(RECORDS FOR THE TASK)

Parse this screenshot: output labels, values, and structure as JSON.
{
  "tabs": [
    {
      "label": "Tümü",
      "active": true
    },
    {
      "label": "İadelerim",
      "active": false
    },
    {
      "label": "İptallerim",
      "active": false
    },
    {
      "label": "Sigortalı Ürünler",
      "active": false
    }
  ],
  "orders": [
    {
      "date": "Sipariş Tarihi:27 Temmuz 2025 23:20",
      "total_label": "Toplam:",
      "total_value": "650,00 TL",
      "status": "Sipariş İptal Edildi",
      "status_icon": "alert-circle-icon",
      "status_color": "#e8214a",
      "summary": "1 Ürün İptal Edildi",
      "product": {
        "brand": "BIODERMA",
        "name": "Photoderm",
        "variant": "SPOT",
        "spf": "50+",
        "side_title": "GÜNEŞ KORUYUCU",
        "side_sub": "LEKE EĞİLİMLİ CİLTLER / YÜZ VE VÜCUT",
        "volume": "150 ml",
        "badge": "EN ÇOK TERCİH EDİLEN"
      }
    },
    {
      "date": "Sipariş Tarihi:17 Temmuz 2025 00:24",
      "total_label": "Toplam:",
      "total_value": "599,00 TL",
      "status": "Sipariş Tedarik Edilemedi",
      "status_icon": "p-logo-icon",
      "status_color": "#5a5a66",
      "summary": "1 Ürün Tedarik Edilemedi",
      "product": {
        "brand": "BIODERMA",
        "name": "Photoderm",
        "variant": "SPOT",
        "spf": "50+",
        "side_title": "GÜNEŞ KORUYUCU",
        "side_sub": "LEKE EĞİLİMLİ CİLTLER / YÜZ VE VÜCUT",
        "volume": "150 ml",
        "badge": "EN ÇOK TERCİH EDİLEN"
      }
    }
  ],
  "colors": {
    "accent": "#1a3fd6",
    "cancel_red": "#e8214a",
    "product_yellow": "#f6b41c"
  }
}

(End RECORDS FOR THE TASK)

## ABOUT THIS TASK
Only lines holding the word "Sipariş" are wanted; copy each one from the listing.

## RESPONSE AREA
      "date": "Sipariş Tarihi:27 Temmuz 2025 23:20",
      "status": "Sipariş İptal Edildi",
      "date": "Sipariş Tarihi:17 Temmuz 2025 00:24",
      "status": "Sipariş Tedarik Edilemedi",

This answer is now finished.